__The task__: Each line below should be set down again unchanged.

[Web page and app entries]
[Start of section]
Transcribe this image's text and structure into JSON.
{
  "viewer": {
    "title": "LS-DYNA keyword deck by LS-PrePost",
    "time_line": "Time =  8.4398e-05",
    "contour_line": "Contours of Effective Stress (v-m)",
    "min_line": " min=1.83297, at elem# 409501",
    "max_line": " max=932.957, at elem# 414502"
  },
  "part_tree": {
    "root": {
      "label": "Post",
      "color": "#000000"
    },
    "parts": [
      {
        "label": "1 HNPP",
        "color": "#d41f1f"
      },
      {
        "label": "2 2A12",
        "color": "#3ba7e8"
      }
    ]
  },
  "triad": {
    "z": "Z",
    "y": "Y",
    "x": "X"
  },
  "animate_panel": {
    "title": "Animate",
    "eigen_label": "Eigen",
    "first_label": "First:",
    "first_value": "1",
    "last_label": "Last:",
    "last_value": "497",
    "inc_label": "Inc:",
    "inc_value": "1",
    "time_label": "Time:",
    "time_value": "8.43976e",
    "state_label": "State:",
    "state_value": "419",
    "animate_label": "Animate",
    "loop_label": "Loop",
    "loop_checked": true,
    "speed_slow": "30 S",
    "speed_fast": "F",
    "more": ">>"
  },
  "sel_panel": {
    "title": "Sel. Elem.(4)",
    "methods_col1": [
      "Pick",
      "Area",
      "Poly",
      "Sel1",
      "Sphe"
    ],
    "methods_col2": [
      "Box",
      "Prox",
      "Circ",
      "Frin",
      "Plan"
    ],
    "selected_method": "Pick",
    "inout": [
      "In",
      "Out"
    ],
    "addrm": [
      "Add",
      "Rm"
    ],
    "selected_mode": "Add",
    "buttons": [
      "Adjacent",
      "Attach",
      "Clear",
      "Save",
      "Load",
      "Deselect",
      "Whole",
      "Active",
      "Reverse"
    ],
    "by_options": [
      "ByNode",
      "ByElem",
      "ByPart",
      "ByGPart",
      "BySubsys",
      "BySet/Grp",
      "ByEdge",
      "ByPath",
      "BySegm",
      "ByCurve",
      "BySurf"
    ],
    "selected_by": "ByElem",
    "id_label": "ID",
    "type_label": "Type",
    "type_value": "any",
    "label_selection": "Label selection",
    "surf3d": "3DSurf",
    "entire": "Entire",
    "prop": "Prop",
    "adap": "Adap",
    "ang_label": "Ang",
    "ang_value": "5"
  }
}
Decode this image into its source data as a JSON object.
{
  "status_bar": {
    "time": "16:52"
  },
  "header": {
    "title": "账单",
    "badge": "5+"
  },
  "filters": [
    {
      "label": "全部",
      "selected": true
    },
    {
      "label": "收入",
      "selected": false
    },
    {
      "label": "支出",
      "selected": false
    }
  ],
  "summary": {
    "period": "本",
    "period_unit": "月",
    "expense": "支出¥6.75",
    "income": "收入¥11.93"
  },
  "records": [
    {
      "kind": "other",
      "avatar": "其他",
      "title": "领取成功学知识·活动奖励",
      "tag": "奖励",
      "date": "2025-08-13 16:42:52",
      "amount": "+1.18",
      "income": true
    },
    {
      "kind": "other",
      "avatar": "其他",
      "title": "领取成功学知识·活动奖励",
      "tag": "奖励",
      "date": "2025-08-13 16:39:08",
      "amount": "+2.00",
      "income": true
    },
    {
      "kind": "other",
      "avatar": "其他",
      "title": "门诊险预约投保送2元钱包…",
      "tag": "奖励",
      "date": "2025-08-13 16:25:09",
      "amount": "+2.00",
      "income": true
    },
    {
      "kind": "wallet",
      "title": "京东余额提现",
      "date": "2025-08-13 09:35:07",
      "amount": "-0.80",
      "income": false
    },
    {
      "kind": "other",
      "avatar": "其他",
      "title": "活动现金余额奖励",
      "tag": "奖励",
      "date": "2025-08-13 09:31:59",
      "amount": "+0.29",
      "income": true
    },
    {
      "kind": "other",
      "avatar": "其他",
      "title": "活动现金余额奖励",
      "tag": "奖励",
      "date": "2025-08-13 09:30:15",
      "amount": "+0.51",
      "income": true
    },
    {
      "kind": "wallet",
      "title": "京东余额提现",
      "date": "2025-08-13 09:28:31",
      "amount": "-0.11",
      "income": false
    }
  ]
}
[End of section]
__Written answer__:
Transcribe this image's text and structure into JSON.
{
  "viewer": {
    "title": "LS-DYNA keyword deck by LS-PrePost",
    "time_line": "Time =  8.4398e-05",
    "contour_line": "Contours of Effective Stress (v-m)",
    "min_line": " min=1.83297, at elem# 409501",
    "max_line": " max=932.957, at elem# 414502"
  },
  "part_tree": {
    "root": {
      "label": "Post",
      "color": "#000000"
    },
    "parts": [
      {
        "label": "1 HNPP",
        "color": "#d41f1f"
      },
      {
        "label": "2 2A12",
        "color": "#3ba7e8"
      }
    ]
  },
  "triad": {
    "z": "Z",
    "y": "Y",
    "x": "X"
  },
  "animate_panel": {
    "title": "Animate",
    "eigen_label": "Eigen",
    "first_label": "First:",
    "first_value": "1",
    "last_label": "Last:",
    "last_value": "497",
    "inc_label": "Inc:",
    "inc_value": "1",
    "time_label": "Time:",
    "time_value": "8.43976e",
    "state_label": "State:",
    "state_value": "419",
    "animate_label": "Animate",
    "loop_label": "Loop",
    "loop_checked": true,
    "speed_slow": "30 S",
    "speed_fast": "F",
    "more": ">>"
  },
  "sel_panel": {
    "title": "Sel. Elem.(4)",
    "methods_col1": [
      "Pick",
      "Area",
      "Poly",
      "Sel1",
      "Sphe"
    ],
    "methods_col2": [
      "Box",
      "Prox",
      "Circ",
      "Frin",
      "Plan"
    ],
    "selected_method": "Pick",
    "inout": [
      "In",
      "Out"
    ],
    "addrm": [
      "Add",
      "Rm"
    ],
    "selected_mode": "Add",
    "buttons": [
      "Adjacent",
      "Attach",
      "Clear",
      "Save",
      "Load",
      "Deselect",
      "Whole",
      "Active",
      "Reverse"
    ],
    "by_options": [
      "ByNode",
      "ByElem",
      "ByPart",
      "ByGPart",
      "BySubsys",
      "BySet/Grp",
      "ByEdge",
      "ByPath",
      "BySegm",
      "ByCurve",
      "BySurf"
    ],
    "selected_by": "ByElem",
    "id_label": "ID",
    "type_label": "Type",
    "type_value": "any",
    "label_selection": "Label selection",
    "surf3d": "3DSurf",
    "entire": "Entire",
    "prop": "Prop",
    "adap": "Adap",
    "ang_label": "Ang",
    "ang_value": "5"
  }
}
Decode this image into its source data as a JSON object.
{
  "status_bar": {
    "time": "16:52"
  },
  "header": {
    "title": "账单",
    "badge": "5+"
  },
  "filters": [
    {
      "label": "全部",
      "selected": true
    },
    {
      "label": "收入",
      "selected": false
    },
    {
      "label": "支出",
      "selected": false
    }
  ],
  "summary": {
    "period": "本",
    "period_unit": "月",
    "expense": "支出¥6.75",
    "income": "收入¥11.93"
  },
  "records": [
    {
      "kind": "other",
      "avatar": "其他",
      "title": "领取成功学知识·活动奖励",
      "tag": "奖励",
      "date": "2025-08-13 16:42:52",
      "amount": "+1.18",
      "income": true
    },
    {
      "kind": "other",
      "avatar": "其他",
      "title": "领取成功学知识·活动奖励",
      "tag": "奖励",
      "date": "2025-08-13 16:39:08",
      "amount": "+2.00",
      "income": true
    },
    {
      "kind": "other",
      "avatar": "其他",
      "title": "门诊险预约投保送2元钱包…",
      "tag": "奖励",
      "date": "2025-08-13 16:25:09",
      "amount": "+2.00",
      "income": true
    },
    {
      "kind": "wallet",
      "title": "京东余额提现",
      "date": "2025-08-13 09:35:07",
      "amount": "-0.80",
      "income": false
    },
    {
      "kind": "other",
      "avatar": "其他",
      "title": "活动现金余额奖励",
      "tag": "奖励",
      "date": "2025-08-13 09:31:59",
      "amount": "+0.29",
      "income": true
    },
    {
      "kind": "other",
      "avatar": "其他",
      "title": "活动现金余额奖励",
      "tag": "奖励",
      "date": "2025-08-13 09:30:15",
      "amount": "+0.51",
      "income": true
    },
    {
      "kind": "wallet",
      "title": "京东余额提现",
      "date": "2025-08-13 09:28:31",
      "amount": "-0.11",
      "income": false
    }
  ]
}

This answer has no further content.